(Data records for software interfaces)
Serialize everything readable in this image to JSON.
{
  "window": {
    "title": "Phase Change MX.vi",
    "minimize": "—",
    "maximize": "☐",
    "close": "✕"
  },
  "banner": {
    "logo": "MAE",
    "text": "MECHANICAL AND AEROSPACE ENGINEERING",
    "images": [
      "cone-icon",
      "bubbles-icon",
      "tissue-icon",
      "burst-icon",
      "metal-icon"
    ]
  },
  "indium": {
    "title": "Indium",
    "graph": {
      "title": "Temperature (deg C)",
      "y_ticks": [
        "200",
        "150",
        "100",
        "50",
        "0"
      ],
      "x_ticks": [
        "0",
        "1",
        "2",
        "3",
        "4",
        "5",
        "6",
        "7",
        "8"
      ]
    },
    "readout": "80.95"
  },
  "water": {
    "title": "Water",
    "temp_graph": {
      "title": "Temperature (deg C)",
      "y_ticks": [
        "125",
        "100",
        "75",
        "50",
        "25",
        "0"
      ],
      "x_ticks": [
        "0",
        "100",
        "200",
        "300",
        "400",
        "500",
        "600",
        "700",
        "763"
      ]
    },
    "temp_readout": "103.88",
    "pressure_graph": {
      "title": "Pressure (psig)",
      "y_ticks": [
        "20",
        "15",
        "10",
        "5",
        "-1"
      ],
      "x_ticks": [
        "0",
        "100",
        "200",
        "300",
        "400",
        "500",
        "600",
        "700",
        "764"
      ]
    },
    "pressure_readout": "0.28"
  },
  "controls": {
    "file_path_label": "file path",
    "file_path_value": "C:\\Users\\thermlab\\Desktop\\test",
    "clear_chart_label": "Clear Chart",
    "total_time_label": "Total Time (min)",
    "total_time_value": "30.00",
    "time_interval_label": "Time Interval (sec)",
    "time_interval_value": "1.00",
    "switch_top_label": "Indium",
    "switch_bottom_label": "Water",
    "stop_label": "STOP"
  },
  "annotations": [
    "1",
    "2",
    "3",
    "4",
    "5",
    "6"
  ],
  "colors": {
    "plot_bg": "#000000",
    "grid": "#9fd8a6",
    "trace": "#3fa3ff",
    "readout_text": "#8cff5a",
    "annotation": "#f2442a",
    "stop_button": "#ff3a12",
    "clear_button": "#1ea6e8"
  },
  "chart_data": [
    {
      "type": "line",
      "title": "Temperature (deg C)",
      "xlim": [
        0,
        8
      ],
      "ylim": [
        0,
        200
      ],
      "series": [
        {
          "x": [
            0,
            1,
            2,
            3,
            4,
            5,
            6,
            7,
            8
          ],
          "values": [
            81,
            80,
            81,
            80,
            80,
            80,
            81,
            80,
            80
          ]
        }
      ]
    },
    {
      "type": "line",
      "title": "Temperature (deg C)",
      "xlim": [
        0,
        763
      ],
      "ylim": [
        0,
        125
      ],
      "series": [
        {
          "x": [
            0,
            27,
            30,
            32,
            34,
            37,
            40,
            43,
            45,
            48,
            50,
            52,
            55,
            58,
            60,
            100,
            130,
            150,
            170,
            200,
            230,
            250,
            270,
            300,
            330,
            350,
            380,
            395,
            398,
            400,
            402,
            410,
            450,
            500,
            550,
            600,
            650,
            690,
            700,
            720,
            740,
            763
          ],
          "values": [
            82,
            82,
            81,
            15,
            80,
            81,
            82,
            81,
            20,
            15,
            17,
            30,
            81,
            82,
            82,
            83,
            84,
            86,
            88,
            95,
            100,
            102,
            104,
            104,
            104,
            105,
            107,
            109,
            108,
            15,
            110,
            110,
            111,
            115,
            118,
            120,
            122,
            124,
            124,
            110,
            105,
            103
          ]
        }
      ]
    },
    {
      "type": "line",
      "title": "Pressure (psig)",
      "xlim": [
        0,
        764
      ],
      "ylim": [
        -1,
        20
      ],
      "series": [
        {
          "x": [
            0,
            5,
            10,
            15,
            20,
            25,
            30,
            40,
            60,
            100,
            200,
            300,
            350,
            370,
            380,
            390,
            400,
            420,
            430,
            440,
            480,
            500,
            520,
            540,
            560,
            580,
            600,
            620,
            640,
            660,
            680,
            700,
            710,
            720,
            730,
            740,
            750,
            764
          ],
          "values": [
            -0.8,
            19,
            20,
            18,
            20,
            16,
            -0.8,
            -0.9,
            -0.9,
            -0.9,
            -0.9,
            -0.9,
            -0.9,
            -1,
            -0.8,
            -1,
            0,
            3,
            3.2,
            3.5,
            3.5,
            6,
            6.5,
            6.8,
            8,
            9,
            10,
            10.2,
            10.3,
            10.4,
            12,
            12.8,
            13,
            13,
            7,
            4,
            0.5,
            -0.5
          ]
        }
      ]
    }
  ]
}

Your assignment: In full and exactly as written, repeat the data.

Result of this task:
Serialize everything readable in this image to JSON.
{
  "window": {
    "title": "Phase Change MX.vi",
    "minimize": "—",
    "maximize": "☐",
    "close": "✕"
  },
  "banner": {
    "logo": "MAE",
    "text": "MECHANICAL AND AEROSPACE ENGINEERING",
    "images": [
      "cone-icon",
      "bubbles-icon",
      "tissue-icon",
      "burst-icon",
      "metal-icon"
    ]
  },
  "indium": {
    "title": "Indium",
    "graph": {
      "title": "Temperature (deg C)",
      "y_ticks": [
        "200",
        "150",
        "100",
        "50",
        "0"
      ],
      "x_ticks": [
        "0",
        "1",
        "2",
        "3",
        "4",
        "5",
        "6",
        "7",
        "8"
      ]
    },
    "readout": "80.95"
  },
  "water": {
    "title": "Water",
    "temp_graph": {
      "title": "Temperature (deg C)",
      "y_ticks": [
        "125",
        "100",
        "75",
        "50",
        "25",
        "0"
      ],
      "x_ticks": [
        "0",
        "100",
        "200",
        "300",
        "400",
        "500",
        "600",
        "700",
        "763"
      ]
    },
    "temp_readout": "103.88",
    "pressure_graph": {
      "title": "Pressure (psig)",
      "y_ticks": [
        "20",
        "15",
        "10",
        "5",
        "-1"
      ],
      "x_ticks": [
        "0",
        "100",
        "200",
        "300",
        "400",
        "500",
        "600",
        "700",
        "764"
      ]
    },
    "pressure_readout": "0.28"
  },
  "controls": {
    "file_path_label": "file path",
    "file_path_value": "C:\\Users\\thermlab\\Desktop\\test",
    "clear_chart_label": "Clear Chart",
    "total_time_label": "Total Time (min)",
    "total_time_value": "30.00",
    "time_interval_label": "Time Interval (sec)",
    "time_interval_value": "1.00",
    "switch_top_label": "Indium",
    "switch_bottom_label": "Water",
    "stop_label": "STOP"
  },
  "annotations": [
    "1",
    "2",
    "3",
    "4",
    "5",
    "6"
  ],
  "colors": {
    "plot_bg": "#000000",
    "grid": "#9fd8a6",
    "trace": "#3fa3ff",
    "readout_text": "#8cff5a",
    "annotation": "#f2442a",
    "stop_button": "#ff3a12",
    "clear_button": "#1ea6e8"
  },
  "chart_data": [
    {
      "type": "line",
      "title": "Temperature (deg C)",
      "xlim": [
        0,
        8
      ],
      "ylim": [
        0,
        200
      ],
      "series": [
        {
          "x": [
            0,
            1,
            2,
            3,
            4,
            5,
            6,
            7,
            8
          ],
          "values": [
            81,
            80,
            81,
            80,
            80,
            80,
            81,
            80,
            80
          ]
        }
      ]
    },
    {
      "type": "line",
      "title": "Temperature (deg C)",
      "xlim": [
        0,
        763
      ],
      "ylim": [
        0,
        125
      ],
      "series": [
        {
          "x": [
            0,
            27,
            30,
            32,
            34,
            37,
            40,
            43,
            45,
            48,
            50,
            52,
            55,
            58,
            60,
            100,
            130,
            150,
            170,
            200,
            230,
            250,
            270,
            300,
            330,
            350,
            380,
            395,
            398,
            400,
            402,
            410,
            450,
            500,
            550,
            600,
            650,
            690,
            700,
            720,
            740,
            763
          ],
          "values": [
            82,
            82,
            81,
            15,
            80,
            81,
            82,
            81,
            20,
            15,
            17,
            30,
            81,
            82,
            82,
            83,
            84,
            86,
            88,
            95,
            100,
            102,
            104,
            104,
            104,
            105,
            107,
            109,
            108,
            15,
            110,
            110,
            111,
            115,
            118,
            120,
            122,
            124,
            124,
            110,
            105,
            103
          ]
        }
      ]
    },
    {
      "type": "line",
      "title": "Pressure (psig)",
      "xlim": [
        0,
        764
      ],
      "ylim": [
        -1,
        20
      ],
      "series": [
        {
          "x": [
            0,
            5,
            10,
            15,
            20,
            25,
            30,
            40,
            60,
            100,
            200,
            300,
            350,
            370,
            380,
            390,
            400,
            420,
            430,
            440,
            480,
            500,
            520,
            540,
            560,
            580,
            600,
            620,
            640,
            660,
            680,
            700,
            710,
            720,
            730,
            740,
            750,
            764
          ],
          "values": [
            -0.8,
            19,
            20,
            18,
            20,
            16,
            -0.8,
            -0.9,
            -0.9,
            -0.9,
            -0.9,
            -0.9,
            -0.9,
            -1,
            -0.8,
            -1,
            0,
            3,
            3.2,
            3.5,
            3.5,
            6,
            6.5,
            6.8,
            8,
            9,
            10,
            10.2,
            10.3,
            10.4,
            12,
            12.8,
            13,
            13,
            7,
            4,
            0.5,
            -0.5
          ]
        }
      ]
    }
  ]
}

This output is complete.